A government leader with falling popularity shakes up his inner circle. It’s a familiar story to listeners in the United States, but it also describes what’s happening this week in Japan. HPR’s Bill Dorman has more in today’s Asia Minute.
Japanese Prime Minister Shinzo Abe announced a long-awaited cabinet reshuffle on Thursday.
The results were not shocking, many local media used the word “moderate” to describe a lot of the familiar faces in the new cabinet.
But there are some changes.
Most noteworthy is a new foreign minister with ties to the United States—Taro Kono.
He’s the son of a longtime politician Yohei Kono who himself was foreign minister—twice—with his latest term ending in 2001.
The younger Kono is a graduate of Georgetown, and a fluent English speaker.

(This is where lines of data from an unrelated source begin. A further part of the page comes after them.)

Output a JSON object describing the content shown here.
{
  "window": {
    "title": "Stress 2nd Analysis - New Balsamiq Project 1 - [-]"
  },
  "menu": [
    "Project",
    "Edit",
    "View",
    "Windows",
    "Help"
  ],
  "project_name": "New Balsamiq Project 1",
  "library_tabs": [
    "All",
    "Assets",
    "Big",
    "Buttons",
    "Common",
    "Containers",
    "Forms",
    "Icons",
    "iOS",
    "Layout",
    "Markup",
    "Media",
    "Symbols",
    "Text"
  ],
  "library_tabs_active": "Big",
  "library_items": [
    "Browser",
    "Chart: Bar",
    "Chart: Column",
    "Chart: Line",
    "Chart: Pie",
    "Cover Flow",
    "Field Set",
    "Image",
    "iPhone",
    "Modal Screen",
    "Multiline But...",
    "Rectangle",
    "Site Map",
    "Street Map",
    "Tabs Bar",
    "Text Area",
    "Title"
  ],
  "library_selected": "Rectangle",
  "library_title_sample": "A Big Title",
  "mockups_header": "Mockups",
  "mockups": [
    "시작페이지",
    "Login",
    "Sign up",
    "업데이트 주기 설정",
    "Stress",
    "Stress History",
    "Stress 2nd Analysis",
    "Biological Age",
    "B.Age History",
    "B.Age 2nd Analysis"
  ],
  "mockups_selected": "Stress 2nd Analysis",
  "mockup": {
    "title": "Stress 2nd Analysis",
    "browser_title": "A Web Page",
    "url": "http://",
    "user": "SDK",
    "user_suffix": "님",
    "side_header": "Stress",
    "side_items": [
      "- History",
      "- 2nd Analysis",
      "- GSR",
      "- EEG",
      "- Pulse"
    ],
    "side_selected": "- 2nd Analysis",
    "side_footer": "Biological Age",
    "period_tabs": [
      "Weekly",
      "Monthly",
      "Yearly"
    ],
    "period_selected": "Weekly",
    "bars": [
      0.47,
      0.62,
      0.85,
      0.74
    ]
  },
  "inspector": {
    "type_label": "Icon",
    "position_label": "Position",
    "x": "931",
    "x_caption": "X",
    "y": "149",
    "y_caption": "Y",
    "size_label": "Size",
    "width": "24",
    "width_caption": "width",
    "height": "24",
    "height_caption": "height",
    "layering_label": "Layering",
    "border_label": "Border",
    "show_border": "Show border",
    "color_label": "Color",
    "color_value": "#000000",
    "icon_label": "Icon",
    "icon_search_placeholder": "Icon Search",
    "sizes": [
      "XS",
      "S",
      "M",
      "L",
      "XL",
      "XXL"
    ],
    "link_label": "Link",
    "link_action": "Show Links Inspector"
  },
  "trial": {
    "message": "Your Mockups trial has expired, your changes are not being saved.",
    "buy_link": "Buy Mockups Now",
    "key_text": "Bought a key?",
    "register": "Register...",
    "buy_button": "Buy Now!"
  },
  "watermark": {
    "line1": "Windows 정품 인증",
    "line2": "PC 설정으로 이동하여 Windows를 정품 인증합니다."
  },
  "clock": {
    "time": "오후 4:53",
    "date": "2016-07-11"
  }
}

Reuters also says he is “known for his willingness to criticize the ruling party and a frankness unusual for a Japanese politician.”
Abe also named a new economy minister who will pursue further structural reforms.
The prime minister told a news conference “the economy remains our top priority.”
Earlier this week, the International Monetary Fund was pessimistic on that score—pronouncing the main goals of his so-called “Abenomics” program of economic revival “out of reach.”
Abe has been in office since late 2012, and this is his fourth cabinet as he hopes for a boost in popularity.
Late last month, approval ratings for his last cabinet dipped to 26 percent.